After the announcement, MSCI’s broadest index of Asia-Pacific shares outside Japan bounced between gains and losses in choppy trade and MSCI’s gauge of stocks across the globe shed 0.14 per cent. Emerging market stocks lost 0.19 per cent.

On Wall Street, the Dow Jones rose 0.57 per cent, the S&P 500 gained 0.17 per cent, both setting new single-day highs. However, the Nasdaq dropped 0.34 per cent. Australian stocks fell 0.85 percent, but shares in Asia largely rose. Shares in China and Tokyo gained, and so did Hong Kong’s Hang Seng index.

Weekly gains

“Global equity markets performed positively during the week, boosted by a sustained buying activity in tech stocks to record gains for the fifth consecutive week by Nasdaq and S&P 500,” said Iyad Abu Hweij, managing director at Allied Investment Partners PJSC.

“Additionally, news about potential vaccines and treatments for COVID-19 also boosted sentiments, especially in hospitality and airlines stocks as they would benefit from an expected full reopening of economies.”

Weighing US Fed commentary

Powell’s comments were widely expected, but there was some disappointment as the Fed did not reveal more details about how the new framework will work or provide any clues to what it will do at its next policy meeting, analysts cited.

As government negotiations in the US on another coronavirus aid package have stalled, this is increasing cause for caution that this will eventually threaten the equity-market rally. Meanwhile, oil futures fell due to easing concern about the impact of a hurricane that struck the centre of the US oil industry.

Crude oil was last seen declining 0.28 per cent to $42.90 per barrel as Hurricane Laura, which initially made landfall in the heart of the US oil industry and forced oil rigs and refineries to shut down, began to weaken.

UAE, Gulf markets little changed

Alongside UAE bourses, major stock markets in the Gulf witnessed a day of quiet trading on Sunday in the absence of new catalysts, while also reflecting wider market cautiousness seen on a global level.

Dubai’s main share index eased 0.3 per cent, with its largest lender Emirates NBD losing 0.9 per cent and Emirates Integrated Telecommunications (du) shedding 3.9 per cent. In Abu Dhabi, the benchmark ended marginally up.

The Dubai Financial Market (DFM) slipped 0.5 per cent last week, largely falling through the week. Meanwhile, the Abu Dhabi Securities Exchange (ADX) too fell 0.6 per cent last week, falling for two out of four sessions last week.

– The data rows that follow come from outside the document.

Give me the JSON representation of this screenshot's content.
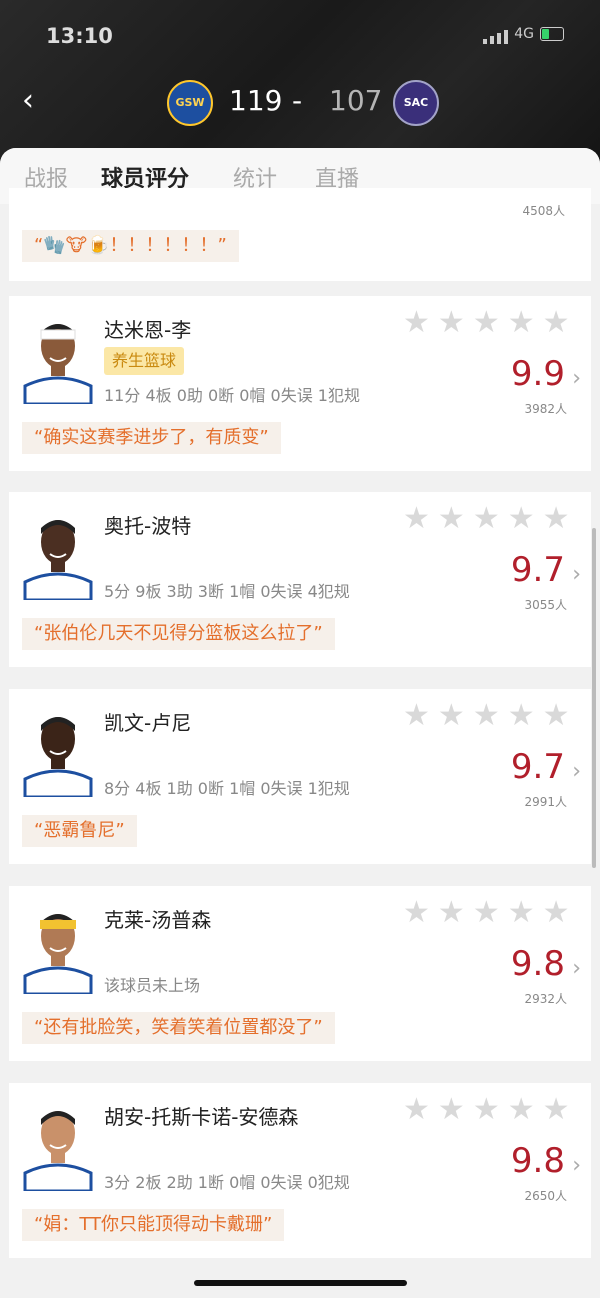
{
  "status": {
    "time": "13:10",
    "network": "4G"
  },
  "match": {
    "home_abbr": "GSW",
    "home_score": "119",
    "separator": "-",
    "away_abbr": "SAC",
    "away_score": "107",
    "home_color": "#1d4fa0",
    "away_color": "#3a2f7a"
  },
  "tabs": [
    {
      "label": "战报"
    },
    {
      "label": "球员评分",
      "active": true
    },
    {
      "label": "统计"
    },
    {
      "label": "直播"
    }
  ],
  "partial_card": {
    "count": "4508人",
    "comment": "“🧤🐮🍺！！！！！！”"
  },
  "players": [
    {
      "name": "达米恩-李",
      "badge": "养生篮球",
      "stats": "11分 4板 0助 0断 0帽 0失误 1犯规",
      "rating": "9.9",
      "count": "3982人",
      "comment": "“确实这赛季进步了，有质变”",
      "headband": "white",
      "skin": "#8a5a3a"
    },
    {
      "name": "奥托-波特",
      "stats": "5分 9板 3助 3断 1帽 0失误 4犯规",
      "rating": "9.7",
      "count": "3055人",
      "comment": "“张伯伦几天不见得分篮板这么拉了”",
      "skin": "#4b2f22"
    },
    {
      "name": "凯文-卢尼",
      "stats": "8分 4板 1助 0断 1帽 0失误 1犯规",
      "rating": "9.7",
      "count": "2991人",
      "comment": "“恶霸鲁尼”",
      "skin": "#3b2418"
    },
    {
      "name": "克莱-汤普森",
      "stats": "该球员未上场",
      "rating": "9.8",
      "count": "2932人",
      "comment": "“还有批脸笑，笑着笑着位置都没了”",
      "headband": "yellow",
      "skin": "#b07a55"
    },
    {
      "name": "胡安-托斯卡诺-安德森",
      "stats": "3分 2板 2助 1断 0帽 0失误 0犯规",
      "rating": "9.8",
      "count": "2650人",
      "comment": "“娟：TT你只能顶得动卡戴珊”",
      "skin": "#c9916a"
    }
  ],
  "colors": {
    "accent": "#c41e2e",
    "rating": "#b11f2b",
    "comment": "#e46f2c"
  },
  "icons": {
    "back": "chevron-left-icon",
    "star": "star-icon",
    "chevron": "chevron-right-icon"
  }
}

Both the Dubai and Abu Dhabi bourses have been tracking sentiments seen in markets worldwide. Trading on the UAE benchmarks have turned much confident the past weeks, just like the global stock markets. However, trading had turned quite lull last week, after amassing record gains during the month.

Confidence soars in August

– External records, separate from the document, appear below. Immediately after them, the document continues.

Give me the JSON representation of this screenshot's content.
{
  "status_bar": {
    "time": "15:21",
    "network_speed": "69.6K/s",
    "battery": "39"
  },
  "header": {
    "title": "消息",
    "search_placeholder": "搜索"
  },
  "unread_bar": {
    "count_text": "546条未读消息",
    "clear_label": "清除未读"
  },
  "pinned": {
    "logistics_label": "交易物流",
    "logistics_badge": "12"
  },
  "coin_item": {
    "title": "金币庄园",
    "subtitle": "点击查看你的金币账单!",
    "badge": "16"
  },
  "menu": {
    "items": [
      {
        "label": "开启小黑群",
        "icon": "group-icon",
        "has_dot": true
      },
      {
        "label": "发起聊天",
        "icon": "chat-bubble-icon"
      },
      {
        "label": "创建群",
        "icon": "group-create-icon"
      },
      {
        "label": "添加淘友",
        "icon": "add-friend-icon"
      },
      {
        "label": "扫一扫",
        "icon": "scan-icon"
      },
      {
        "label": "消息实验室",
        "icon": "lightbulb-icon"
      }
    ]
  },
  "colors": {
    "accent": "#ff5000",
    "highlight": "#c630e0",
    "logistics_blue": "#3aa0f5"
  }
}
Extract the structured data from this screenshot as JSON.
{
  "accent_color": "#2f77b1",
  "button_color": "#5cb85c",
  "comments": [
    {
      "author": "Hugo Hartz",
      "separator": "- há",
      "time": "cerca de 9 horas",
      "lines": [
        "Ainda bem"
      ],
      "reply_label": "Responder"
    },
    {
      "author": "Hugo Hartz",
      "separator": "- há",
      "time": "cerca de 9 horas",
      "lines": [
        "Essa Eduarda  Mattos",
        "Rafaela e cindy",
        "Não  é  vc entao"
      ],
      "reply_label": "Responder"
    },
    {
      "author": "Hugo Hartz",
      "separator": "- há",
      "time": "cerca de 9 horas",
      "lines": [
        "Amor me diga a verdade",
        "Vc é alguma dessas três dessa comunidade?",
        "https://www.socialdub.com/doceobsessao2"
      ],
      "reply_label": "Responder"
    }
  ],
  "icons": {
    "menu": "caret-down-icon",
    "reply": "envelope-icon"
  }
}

“For the MENA region, equity markets continued the positive sentiments, making August the best performing month of the year. Having said that, the regional equity markets continue to remain in negative territory as investors seem to believe that are a number of hurdles to pass before turning positive about regional outlook,” Iyad Abu Hweij added.

“Going forward, in MENA, the equity markets might continue to underperform its global peers as weakness in corporate earnings and economic headwinds will restrict the upside going forward.”

After dropping about 4 per cent in the month of May, the DFM rose 6 per cent in the month of June but slipped 0.5 per cent in July. Similarly, the ADX slipped 2 per cent in May and rose 3.5 per cent in June but slipped 0.2 per cent in July.

Amassing bigger gains in August, the DFM gained 9.8 per cent in the current month, whereas the ADX gained 4.9 per cent.

Elsewhere the Saudi Arabia stock market rose in early trade on Sunday, led by gains in financial shares. The Saudi benchmark index firmed by 0.6 per cent, led by a 1 per cent gain in Riyad Bank and a 0.7 per cent increase in Gulf’s largest petrochemical firm Saudi Basic Industries.